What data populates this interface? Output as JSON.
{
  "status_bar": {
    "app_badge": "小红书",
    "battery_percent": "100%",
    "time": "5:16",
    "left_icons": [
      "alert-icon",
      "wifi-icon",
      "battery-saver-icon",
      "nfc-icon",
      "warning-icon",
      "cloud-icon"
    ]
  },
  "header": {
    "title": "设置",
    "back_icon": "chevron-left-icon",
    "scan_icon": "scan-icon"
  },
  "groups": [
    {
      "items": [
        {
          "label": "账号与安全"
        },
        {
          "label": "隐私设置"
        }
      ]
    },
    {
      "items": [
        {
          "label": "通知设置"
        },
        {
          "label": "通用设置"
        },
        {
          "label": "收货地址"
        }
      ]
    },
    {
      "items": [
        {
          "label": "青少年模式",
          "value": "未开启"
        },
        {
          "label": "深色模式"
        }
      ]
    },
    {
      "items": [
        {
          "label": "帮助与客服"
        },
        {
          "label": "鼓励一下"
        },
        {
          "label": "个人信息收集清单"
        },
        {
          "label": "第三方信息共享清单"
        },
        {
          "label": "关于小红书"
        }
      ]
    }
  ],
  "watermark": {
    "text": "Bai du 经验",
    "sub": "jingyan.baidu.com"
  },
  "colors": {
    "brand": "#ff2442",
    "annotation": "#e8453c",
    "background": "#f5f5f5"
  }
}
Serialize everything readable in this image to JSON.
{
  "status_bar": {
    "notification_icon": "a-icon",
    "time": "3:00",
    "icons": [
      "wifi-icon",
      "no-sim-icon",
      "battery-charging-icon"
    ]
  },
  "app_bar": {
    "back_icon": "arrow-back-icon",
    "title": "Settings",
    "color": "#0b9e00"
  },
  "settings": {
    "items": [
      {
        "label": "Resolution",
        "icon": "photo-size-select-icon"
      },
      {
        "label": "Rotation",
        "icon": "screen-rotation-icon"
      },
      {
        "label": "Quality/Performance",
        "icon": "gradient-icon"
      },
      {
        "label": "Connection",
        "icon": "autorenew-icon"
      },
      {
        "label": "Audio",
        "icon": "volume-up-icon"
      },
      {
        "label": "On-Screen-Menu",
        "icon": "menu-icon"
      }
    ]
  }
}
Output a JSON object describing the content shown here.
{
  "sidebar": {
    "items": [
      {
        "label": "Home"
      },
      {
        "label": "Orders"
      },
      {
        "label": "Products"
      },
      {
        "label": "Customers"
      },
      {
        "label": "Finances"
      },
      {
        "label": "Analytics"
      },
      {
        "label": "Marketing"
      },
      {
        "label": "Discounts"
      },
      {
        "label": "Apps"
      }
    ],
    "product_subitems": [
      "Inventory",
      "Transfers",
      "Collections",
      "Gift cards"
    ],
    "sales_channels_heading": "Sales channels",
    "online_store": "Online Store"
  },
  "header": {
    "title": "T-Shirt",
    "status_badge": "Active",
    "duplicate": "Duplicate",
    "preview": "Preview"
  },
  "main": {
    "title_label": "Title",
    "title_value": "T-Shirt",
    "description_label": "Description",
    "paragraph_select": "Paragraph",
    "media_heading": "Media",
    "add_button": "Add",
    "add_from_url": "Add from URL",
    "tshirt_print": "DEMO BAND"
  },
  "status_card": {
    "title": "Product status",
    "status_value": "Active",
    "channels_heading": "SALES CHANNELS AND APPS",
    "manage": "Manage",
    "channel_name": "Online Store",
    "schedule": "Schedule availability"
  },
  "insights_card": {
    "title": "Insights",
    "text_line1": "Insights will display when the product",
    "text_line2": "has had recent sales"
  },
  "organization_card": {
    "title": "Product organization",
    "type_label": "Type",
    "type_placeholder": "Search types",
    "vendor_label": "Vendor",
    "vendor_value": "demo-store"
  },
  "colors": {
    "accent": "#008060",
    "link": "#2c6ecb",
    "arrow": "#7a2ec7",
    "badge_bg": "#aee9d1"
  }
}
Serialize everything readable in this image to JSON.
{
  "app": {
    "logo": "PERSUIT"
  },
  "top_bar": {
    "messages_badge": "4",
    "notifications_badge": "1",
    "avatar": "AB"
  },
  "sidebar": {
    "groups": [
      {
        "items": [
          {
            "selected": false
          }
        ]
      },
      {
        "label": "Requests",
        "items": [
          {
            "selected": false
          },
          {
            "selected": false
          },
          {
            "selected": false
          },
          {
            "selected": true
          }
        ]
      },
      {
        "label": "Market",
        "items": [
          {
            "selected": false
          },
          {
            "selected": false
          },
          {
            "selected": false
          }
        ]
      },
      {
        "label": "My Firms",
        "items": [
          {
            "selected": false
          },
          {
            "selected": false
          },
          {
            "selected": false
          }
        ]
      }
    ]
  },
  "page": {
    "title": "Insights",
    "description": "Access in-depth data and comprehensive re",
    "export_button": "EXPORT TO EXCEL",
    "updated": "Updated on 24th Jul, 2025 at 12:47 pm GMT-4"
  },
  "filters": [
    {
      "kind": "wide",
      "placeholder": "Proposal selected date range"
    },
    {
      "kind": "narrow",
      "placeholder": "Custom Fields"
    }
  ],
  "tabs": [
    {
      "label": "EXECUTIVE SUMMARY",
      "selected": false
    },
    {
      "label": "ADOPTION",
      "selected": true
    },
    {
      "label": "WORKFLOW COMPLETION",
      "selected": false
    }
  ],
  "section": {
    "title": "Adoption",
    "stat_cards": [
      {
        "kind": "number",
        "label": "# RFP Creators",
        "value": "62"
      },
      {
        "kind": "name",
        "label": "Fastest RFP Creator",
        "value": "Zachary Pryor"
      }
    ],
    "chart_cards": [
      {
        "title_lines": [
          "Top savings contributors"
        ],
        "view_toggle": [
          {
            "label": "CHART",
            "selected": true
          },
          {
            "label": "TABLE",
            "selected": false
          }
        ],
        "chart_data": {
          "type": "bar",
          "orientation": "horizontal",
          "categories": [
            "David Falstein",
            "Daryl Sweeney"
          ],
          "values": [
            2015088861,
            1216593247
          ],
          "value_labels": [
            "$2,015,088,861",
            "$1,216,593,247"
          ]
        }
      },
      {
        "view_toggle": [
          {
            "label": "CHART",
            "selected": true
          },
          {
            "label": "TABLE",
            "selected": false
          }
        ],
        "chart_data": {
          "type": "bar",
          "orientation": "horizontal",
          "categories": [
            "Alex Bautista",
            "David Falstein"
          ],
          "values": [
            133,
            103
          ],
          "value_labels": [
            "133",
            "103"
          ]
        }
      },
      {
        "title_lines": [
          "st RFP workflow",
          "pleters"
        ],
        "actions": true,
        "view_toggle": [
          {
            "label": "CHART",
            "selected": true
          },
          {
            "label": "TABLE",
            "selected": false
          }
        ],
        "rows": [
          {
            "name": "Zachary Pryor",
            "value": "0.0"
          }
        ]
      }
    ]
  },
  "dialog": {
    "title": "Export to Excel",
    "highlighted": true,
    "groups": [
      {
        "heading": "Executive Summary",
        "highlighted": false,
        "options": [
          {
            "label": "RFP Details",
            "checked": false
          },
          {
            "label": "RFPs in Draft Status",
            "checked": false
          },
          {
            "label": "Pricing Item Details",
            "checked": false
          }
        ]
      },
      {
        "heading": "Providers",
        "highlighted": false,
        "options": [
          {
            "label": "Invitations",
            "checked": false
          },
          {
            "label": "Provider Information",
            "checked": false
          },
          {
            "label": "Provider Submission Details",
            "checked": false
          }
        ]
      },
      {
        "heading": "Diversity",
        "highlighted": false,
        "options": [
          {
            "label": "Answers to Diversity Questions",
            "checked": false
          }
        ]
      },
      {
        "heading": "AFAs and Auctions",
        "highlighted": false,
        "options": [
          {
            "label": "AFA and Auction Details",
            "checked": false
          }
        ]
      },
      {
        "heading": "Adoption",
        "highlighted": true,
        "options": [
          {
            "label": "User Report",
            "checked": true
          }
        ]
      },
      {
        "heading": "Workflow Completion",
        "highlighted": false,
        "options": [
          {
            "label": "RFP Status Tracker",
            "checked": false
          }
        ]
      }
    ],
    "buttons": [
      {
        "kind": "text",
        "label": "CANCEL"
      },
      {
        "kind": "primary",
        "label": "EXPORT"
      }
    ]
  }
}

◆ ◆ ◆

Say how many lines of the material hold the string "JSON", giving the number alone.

[Solution to this task]
4